A reader wants to know what investment adviser's typically charge for their services, and whether it is possible to compare the fees charged by one investment firm over another.
Q: How much does it usually cost to hire a financial advisor? Is there any way to compare one adviser’s fee versus another’s?A: Years ago, investors could expected to pay a financial advisor an average of 1.5% of his or her assets under management each year. But these days investment firms offer so many different types of fee schedules that it can be difficult to make an apples-to-apples comparison.
According to a recent report by PriceMetrix Inc., a Canadian wealth-management research firm, the top 25% of advisors charged an average fee of 2.01% for clients with between $250,000 and $500,000 of assets under management, while the bottom 25% charged an average of 0.81%. The report noted that actual fees charged are usually discounted, with most ranging from 72% to 79% of prices published on fee schedules.
Finding out what other investment advisers are charging for similar investment accounts got a little easier this year after the U.S. Securities and Exchange Commission (SEC) started requiring investment firms to disclose in plain-English their investment strategies and their price schedules. Unfortunately, you need to do a good bit of digging to find the data.

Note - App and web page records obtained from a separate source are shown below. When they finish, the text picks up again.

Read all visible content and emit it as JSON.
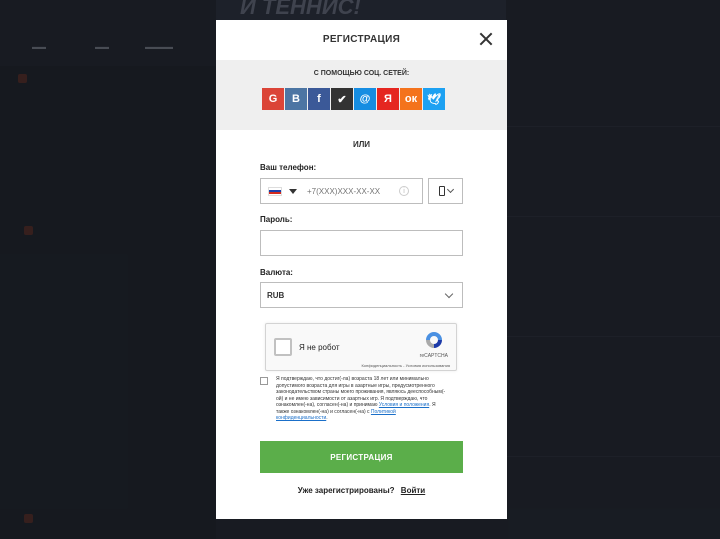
{
  "background": {
    "banner": "И ТЕННИС!"
  },
  "modal": {
    "title": "РЕГИСТРАЦИЯ",
    "social_label": "С ПОМОЩЬЮ СОЦ. СЕТЕЙ:",
    "social": [
      {
        "icon": "google-icon",
        "glyph": "G",
        "color": "#db4437"
      },
      {
        "icon": "vk-icon",
        "glyph": "B",
        "color": "#4c75a3"
      },
      {
        "icon": "facebook-icon",
        "glyph": "f",
        "color": "#3b5998"
      },
      {
        "icon": "steam-icon",
        "glyph": "✔",
        "color": "#333333"
      },
      {
        "icon": "mailru-icon",
        "glyph": "@",
        "color": "#168de2"
      },
      {
        "icon": "yandex-icon",
        "glyph": "Я",
        "color": "#e52620"
      },
      {
        "icon": "odnoklassniki-icon",
        "glyph": "ок",
        "color": "#f4731c"
      },
      {
        "icon": "twitter-icon",
        "glyph": "🕊",
        "color": "#1da1f2"
      }
    ],
    "or_label": "ИЛИ",
    "phone": {
      "label": "Ваш телефон:",
      "placeholder": "+7(XXX)XXX-XX-XX"
    },
    "password": {
      "label": "Пароль:"
    },
    "currency": {
      "label": "Валюта:",
      "value": "RUB"
    },
    "captcha": {
      "text": "Я не робот",
      "brand": "reCAPTCHA",
      "links": "Конфиденциальность - Условия использования"
    },
    "agreement": {
      "text": "Я подтверждаю, что достиг(-ла) возраста 18 лет или минимально допустимого возраста для игры в азартные игры, предусмотренного законодательством страны моего проживания, являюсь дееспособным(-ой) и не имею зависимости от азартных игр. Я подтверждаю, что ознакомлен(-на), согласен(-на) и принимаю",
      "link1": "Условия и положения",
      "middle": ". Я также ознакомлен(-на) и согласен(-на) с",
      "link2": "Политикой конфиденциальности",
      "end": "."
    },
    "submit_label": "РЕГИСТРАЦИЯ",
    "login_prompt": "Уже зарегистрированы?",
    "login_link": "Войти"
  },
  "colors": {
    "accent_green": "#5bae4a",
    "link_blue": "#1a6fc9"
  }
}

Here’s how:
• Go to the SEC’s "Investment Adviser Search" web page.
• Choose "Investment Adviser Firm."
• Enter investment firm’s name.
• Click "Part 2 Brochures."
• Click on the link under "Brochures" for your account type.
How much you should pay for a financial adviser depends on your own personal needs. If your financial adviser recommends low-cost investments, such as market-index tracking exchange traded funds or mutual funds, and does little trading, there’s no reason to pay top-of-the-market fees. But if your adviser consistently beats the market, while hedging against losses, then paying a higher percentage may be worth it.